For someone who is running post-collegiate, motivation has to be more intrinsic because you no longer have the team aspect. It's really cool to work with an athlete to develop that athlete-coach relationship. The coach learns so much from the athlete as the athlete learns from the coach. And I think once you learn how to work together on a personal level then you're able to craft a training program that works, both in terms of motivation for an individual but also how to get them even more passionate about the sport.

But even the most motivated athletes go through waves of motivation, right? Where sometimes you're just having a down time mentally, physically, spiritually in life and you're not connecting what the running like you feel on most days. Then it's time for some little down time. As important as training everyday is, time away from the sport is important as well, so you can get a little more perspective on how involved you are and is your involvement healthy? Can I better balance my life so that I am actually running fast, running better, accomplishing more, completing all the events that I registered for, rather than keep on grinding and not develop a good rest and hard work balance.

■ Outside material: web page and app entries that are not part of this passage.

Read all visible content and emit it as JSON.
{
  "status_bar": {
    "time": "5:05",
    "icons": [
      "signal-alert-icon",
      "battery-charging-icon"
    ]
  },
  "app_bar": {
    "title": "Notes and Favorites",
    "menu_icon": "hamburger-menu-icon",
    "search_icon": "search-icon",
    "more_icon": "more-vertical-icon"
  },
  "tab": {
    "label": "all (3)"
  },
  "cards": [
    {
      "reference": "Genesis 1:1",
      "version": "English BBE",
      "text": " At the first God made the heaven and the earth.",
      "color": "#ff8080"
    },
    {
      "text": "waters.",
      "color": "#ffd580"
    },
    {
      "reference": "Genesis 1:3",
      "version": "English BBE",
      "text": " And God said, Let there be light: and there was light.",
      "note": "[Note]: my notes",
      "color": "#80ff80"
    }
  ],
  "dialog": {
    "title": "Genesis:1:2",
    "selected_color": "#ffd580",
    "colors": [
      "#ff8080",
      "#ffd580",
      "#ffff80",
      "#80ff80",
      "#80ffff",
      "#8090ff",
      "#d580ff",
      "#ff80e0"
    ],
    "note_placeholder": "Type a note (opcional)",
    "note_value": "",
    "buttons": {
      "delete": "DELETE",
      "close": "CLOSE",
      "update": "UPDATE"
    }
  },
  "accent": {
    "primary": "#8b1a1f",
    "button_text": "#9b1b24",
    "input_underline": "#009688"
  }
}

How did you transition from cross country 5ks to the 100k?

I took off four years [after college]. I didn't run seriously for three of that four. I toured around the country a little bit with a small band and had the chance to go to about forty-five different states. I loved that and did that for a few years before moving to Savannah.

When I moved here, it was three years into my no-running between college and now. I volunteered with the track and field program at SCAD while I was a Pedicab driver in Savannah, and I became interested in running again. I had a really great mentor here at SCAD and at the end of the year he stepped down, so I applied. And that's when I say my running started taking off again. I got my first couple of recruiting classes at SCAD that motivated me I think as much as I motivated them. So at that juncture I started doing road halves and 10ks.

I guess I wasn't feeling extremely passionate about [running] in the half marathon to marathon perspective like I am in the ultras. I ran a 50k trail race last fall and I just loved it. I love being out there for three hours. There was something about it that I felt like, “Man, I kind of want to go further." There's something so invigorating about these long races that take you to a different place emotionally, physically, spiritually, that a 10k and half just don't do for me. Not that I don't love running those races. I love going as hard as I can for 30 minutes or an hour. And that's fun in a different way, but now that the spectrum’s open, I can run a hard four mile road race or I can go run a controlled pace for six and a half hours at a world championship in the 100k.

It’s so enticing to be able to experiment with that entire spectrum. I think that's what keeps me motivated. It gives you time to say, "Now for six months I'm going to concentrate on my leg speed and I want to do some fun cross country races, and when I come back to ultras it's going to be fun. I'm not going to be worn out. I'm going to have a different skill set from the last time around. It'll be interesting to see how I perform a 100k at better leg speed at 8k, 10k.” That's my personal approach to running. I don't want to limit myself to one speciality.

Team USA @ 100K World Champs.  Photo Credit: Traci Falbo

Team USA @ 100K World Champs.  Photo Credit: Traci Falbo

What are your goals for 2017?

I want to do my first hundred, but I don't want to do a big, technical mountain hundred really. The focus on the first half of my year, for right now, is Comrade's Marathon in South Africa on June 4. It's in Pietermaritzburg which will be a big challenge for me, given it'll be 6,000 feet of gain uphill as opposed to the downhill here. Then the back half of the year I'm going to focus on Ultravasan 90k in August and Javelina Jundred in October in Arizona. Those are the three I really want to focus on. I have a couple along the way. Next up is Black Canyon 100k in February in Arizona.